[Page and application data records]
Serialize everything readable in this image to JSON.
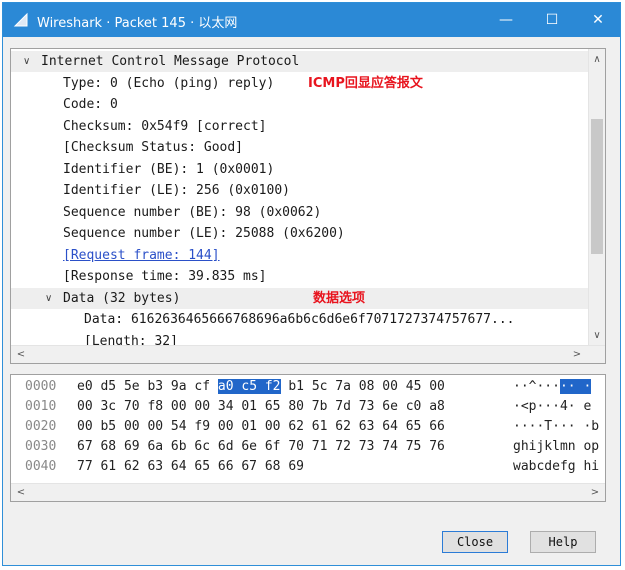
{
  "window": {
    "title": "Wireshark · Packet 145 · 以太网",
    "minimize_glyph": "—",
    "maximize_glyph": "☐",
    "close_glyph": "✕"
  },
  "tree": {
    "rows": [
      {
        "text": "Internet Control Message Protocol",
        "expander": "∨",
        "link": false
      },
      {
        "text": "Type: 0 (Echo (ping) reply)",
        "expander": "",
        "link": false
      },
      {
        "text": "Code: 0",
        "expander": "",
        "link": false
      },
      {
        "text": "Checksum: 0x54f9 [correct]",
        "expander": "",
        "link": false
      },
      {
        "text": "[Checksum Status: Good]",
        "expander": "",
        "link": false
      },
      {
        "text": "Identifier (BE): 1 (0x0001)",
        "expander": "",
        "link": false
      },
      {
        "text": "Identifier (LE): 256 (0x0100)",
        "expander": "",
        "link": false
      },
      {
        "text": "Sequence number (BE): 98 (0x0062)",
        "expander": "",
        "link": false
      },
      {
        "text": "Sequence number (LE): 25088 (0x6200)",
        "expander": "",
        "link": false
      },
      {
        "text": "[Request frame: 144]",
        "expander": "",
        "link": true
      },
      {
        "text": "[Response time: 39.835 ms]",
        "expander": "",
        "link": false
      },
      {
        "text": "Data (32 bytes)",
        "expander": "∨",
        "link": false
      },
      {
        "text": "Data: 6162636465666768696a6b6c6d6e6f7071727374757677...",
        "expander": "",
        "link": false
      },
      {
        "text": "[Length: 32]",
        "expander": "",
        "link": false
      }
    ],
    "annotations": {
      "icmp_reply": "ICMP回显应答报文",
      "data_option": "数据选项"
    },
    "scroll_up": "∧",
    "scroll_down": "∨",
    "scroll_left": "<",
    "scroll_right": ">"
  },
  "hex": {
    "rows": [
      {
        "offset": "0000",
        "pre": "e0 d5 5e b3 9a cf ",
        "hl": "a0 c5  f2",
        "post": " b1 5c 7a 08 00 45 00",
        "ascii_pre": "··^···",
        "ascii_hl": "·· ·",
        "ascii_post": ""
      },
      {
        "offset": "0010",
        "pre": "00 3c 70 f8 00 00 34 01  65 80 7b 7d 73 6e c0 a8",
        "hl": "",
        "post": "",
        "ascii_pre": "·<p···4· e",
        "ascii_hl": "",
        "ascii_post": ""
      },
      {
        "offset": "0020",
        "pre": "00 b5 00 00 54 f9 00 01  00 62 61 62 63 64 65 66",
        "hl": "",
        "post": "",
        "ascii_pre": "····T··· ·b",
        "ascii_hl": "",
        "ascii_post": ""
      },
      {
        "offset": "0030",
        "pre": "67 68 69 6a 6b 6c 6d 6e  6f 70 71 72 73 74 75 76",
        "hl": "",
        "post": "",
        "ascii_pre": "ghijklmn op",
        "ascii_hl": "",
        "ascii_post": ""
      },
      {
        "offset": "0040",
        "pre": "77 61 62 63 64 65 66 67  68 69",
        "hl": "",
        "post": "",
        "ascii_pre": "wabcdefg hi",
        "ascii_hl": "",
        "ascii_post": ""
      }
    ],
    "scroll_left": "<",
    "scroll_right": ">"
  },
  "buttons": {
    "close": "Close",
    "help": "Help"
  },
  "colors": {
    "titlebar": "#2b89d6",
    "annotation": "#e8141e",
    "link": "#2b50c8",
    "selection": "#2166c9"
  }
}
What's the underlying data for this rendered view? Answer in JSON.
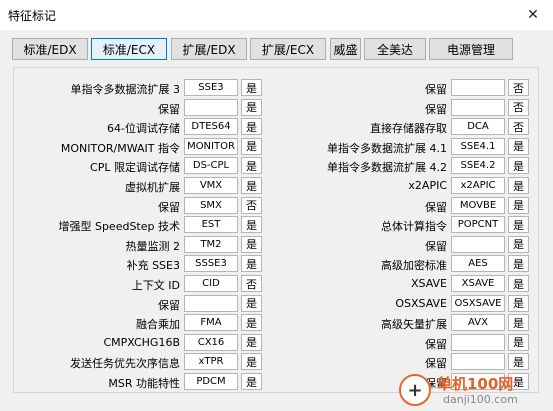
{
  "window": {
    "title": "特征标记",
    "close_glyph": "✕"
  },
  "tabs": [
    {
      "label": "标准/EDX"
    },
    {
      "label": "标准/ECX"
    },
    {
      "label": "扩展/EDX"
    },
    {
      "label": "扩展/ECX"
    },
    {
      "label": "威盛"
    },
    {
      "label": "全美达"
    },
    {
      "label": "电源管理"
    }
  ],
  "active_tab": 1,
  "left": [
    {
      "label": "单指令多数据流扩展 3",
      "value": "SSE3",
      "flag": "是"
    },
    {
      "label": "保留",
      "value": "",
      "flag": "是"
    },
    {
      "label": "64-位调试存储",
      "value": "DTES64",
      "flag": "是"
    },
    {
      "label": "MONITOR/MWAIT 指令",
      "value": "MONITOR",
      "flag": "是"
    },
    {
      "label": "CPL 限定调试存储",
      "value": "DS-CPL",
      "flag": "是"
    },
    {
      "label": "虚拟机扩展",
      "value": "VMX",
      "flag": "是"
    },
    {
      "label": "保留",
      "value": "SMX",
      "flag": "否"
    },
    {
      "label": "增强型 SpeedStep 技术",
      "value": "EST",
      "flag": "是"
    },
    {
      "label": "热量监测 2",
      "value": "TM2",
      "flag": "是"
    },
    {
      "label": "补充 SSE3",
      "value": "SSSE3",
      "flag": "是"
    },
    {
      "label": "上下文 ID",
      "value": "CID",
      "flag": "否"
    },
    {
      "label": "保留",
      "value": "",
      "flag": "是"
    },
    {
      "label": "融合乘加",
      "value": "FMA",
      "flag": "是"
    },
    {
      "label": "CMPXCHG16B",
      "value": "CX16",
      "flag": "是"
    },
    {
      "label": "发送任务优先次序信息",
      "value": "xTPR",
      "flag": "是"
    },
    {
      "label": "MSR 功能特性",
      "value": "PDCM",
      "flag": "是"
    }
  ],
  "right": [
    {
      "label": "保留",
      "value": "",
      "flag": "否"
    },
    {
      "label": "保留",
      "value": "",
      "flag": "否"
    },
    {
      "label": "直接存储器存取",
      "value": "DCA",
      "flag": "否"
    },
    {
      "label": "单指令多数据流扩展 4.1",
      "value": "SSE4.1",
      "flag": "是"
    },
    {
      "label": "单指令多数据流扩展 4.2",
      "value": "SSE4.2",
      "flag": "是"
    },
    {
      "label": "x2APIC",
      "value": "x2APIC",
      "flag": "是"
    },
    {
      "label": "保留",
      "value": "MOVBE",
      "flag": "是"
    },
    {
      "label": "总体计算指令",
      "value": "POPCNT",
      "flag": "是"
    },
    {
      "label": "保留",
      "value": "",
      "flag": "是"
    },
    {
      "label": "高级加密标准",
      "value": "AES",
      "flag": "是"
    },
    {
      "label": "XSAVE",
      "value": "XSAVE",
      "flag": "是"
    },
    {
      "label": "OSXSAVE",
      "value": "OSXSAVE",
      "flag": "是"
    },
    {
      "label": "高级矢量扩展",
      "value": "AVX",
      "flag": "是"
    },
    {
      "label": "保留",
      "value": "",
      "flag": "是"
    },
    {
      "label": "保留",
      "value": "",
      "flag": "是"
    },
    {
      "label": "保留",
      "value": "",
      "flag": "是"
    }
  ],
  "watermark": {
    "title": "单机100网",
    "url": "danji100.com",
    "glyph": "+"
  }
}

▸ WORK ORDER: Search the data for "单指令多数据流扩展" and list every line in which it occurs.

▸ RESULT OF THE EXERCISE:
      "label": "单指令多数据流扩展 3",
      "label": "单指令多数据流扩展 4.1",
      "label": "单指令多数据流扩展 4.2",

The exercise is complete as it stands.